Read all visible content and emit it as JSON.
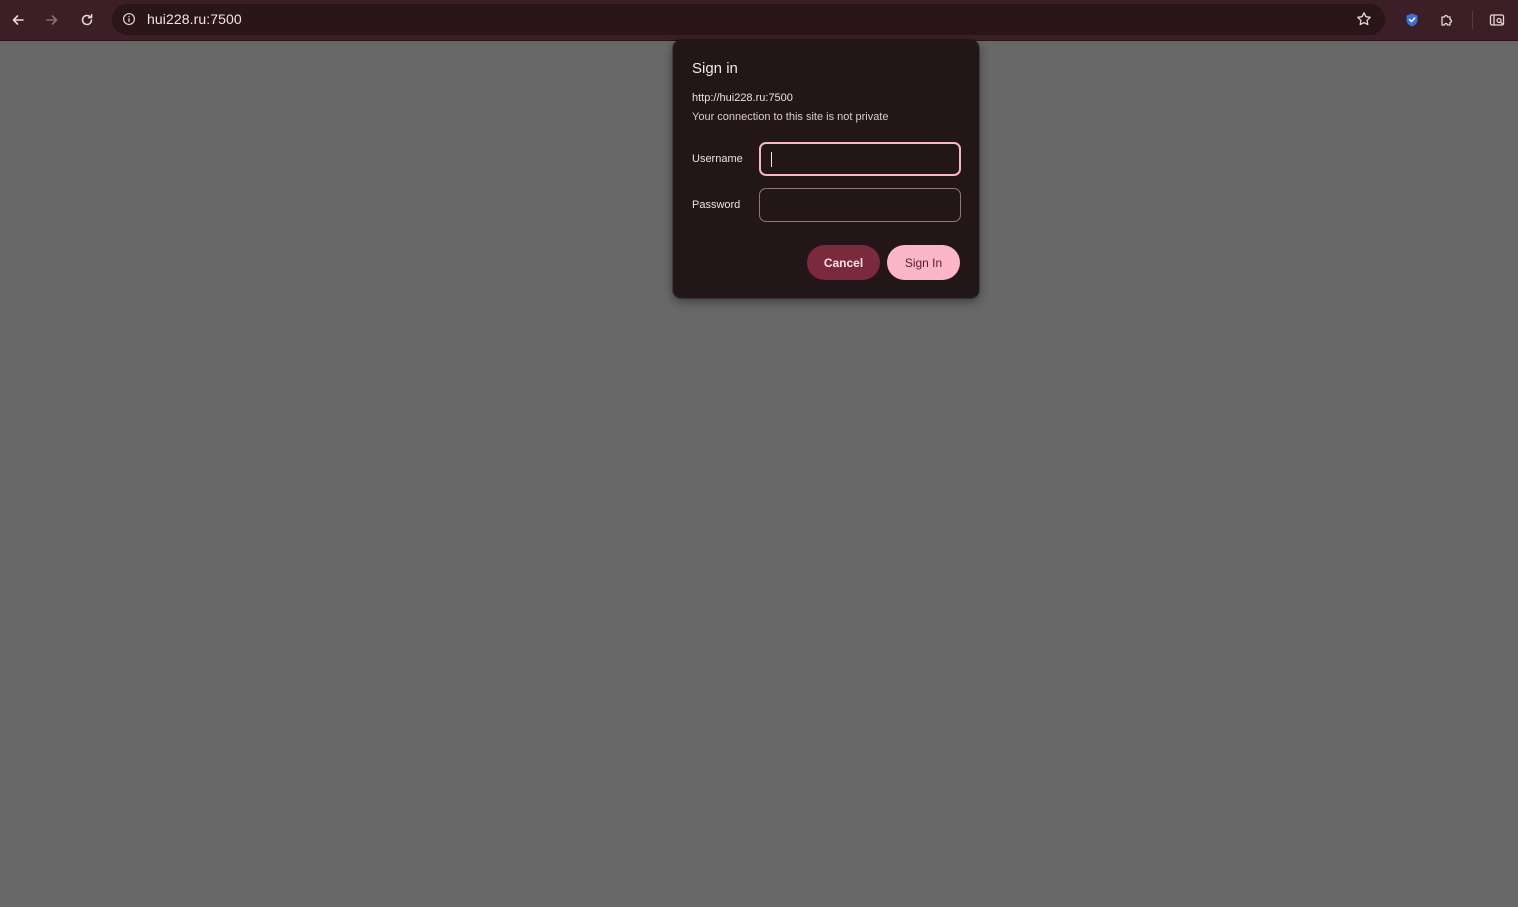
{
  "browser": {
    "url": "hui228.ru:7500",
    "colors": {
      "toolbar_bg": "#3c1f26",
      "omnibox_bg": "#2a1519",
      "page_bg": "#686868"
    },
    "icons": {
      "back": "arrow-left-icon",
      "forward": "arrow-right-icon",
      "reload": "reload-icon",
      "site_info": "info-circle-icon",
      "bookmark": "star-icon",
      "extension_1": "shield-extension-icon",
      "extensions": "puzzle-icon",
      "side_panel": "side-panel-search-icon"
    }
  },
  "dialog": {
    "title": "Sign in",
    "origin": "http://hui228.ru:7500",
    "warning": "Your connection to this site is not private",
    "username_label": "Username",
    "username_value": "",
    "password_label": "Password",
    "password_value": "",
    "cancel_label": "Cancel",
    "signin_label": "Sign In",
    "colors": {
      "dialog_bg": "#231618",
      "focus_ring": "#f5b8c8",
      "cancel_bg": "#7a2a3c",
      "signin_bg": "#fcb6c7"
    }
  }
}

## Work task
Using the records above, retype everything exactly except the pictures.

## Result of the exercise
Read all visible content and emit it as JSON.
{
  "browser": {
    "url": "hui228.ru:7500",
    "colors": {
      "toolbar_bg": "#3c1f26",
      "omnibox_bg": "#2a1519",
      "page_bg": "#686868"
    },
    "icons": {
      "back": "arrow-left-icon",
      "forward": "arrow-right-icon",
      "reload": "reload-icon",
      "site_info": "info-circle-icon",
      "bookmark": "star-icon",
      "extension_1": "shield-extension-icon",
      "extensions": "puzzle-icon",
      "side_panel": "side-panel-search-icon"
    }
  },
  "dialog": {
    "title": "Sign in",
    "origin": "http://hui228.ru:7500",
    "warning": "Your connection to this site is not private",
    "username_label": "Username",
    "username_value": "",
    "password_label": "Password",
    "password_value": "",
    "cancel_label": "Cancel",
    "signin_label": "Sign In",
    "colors": {
      "dialog_bg": "#231618",
      "focus_ring": "#f5b8c8",
      "cancel_bg": "#7a2a3c",
      "signin_bg": "#fcb6c7"
    }
  }
}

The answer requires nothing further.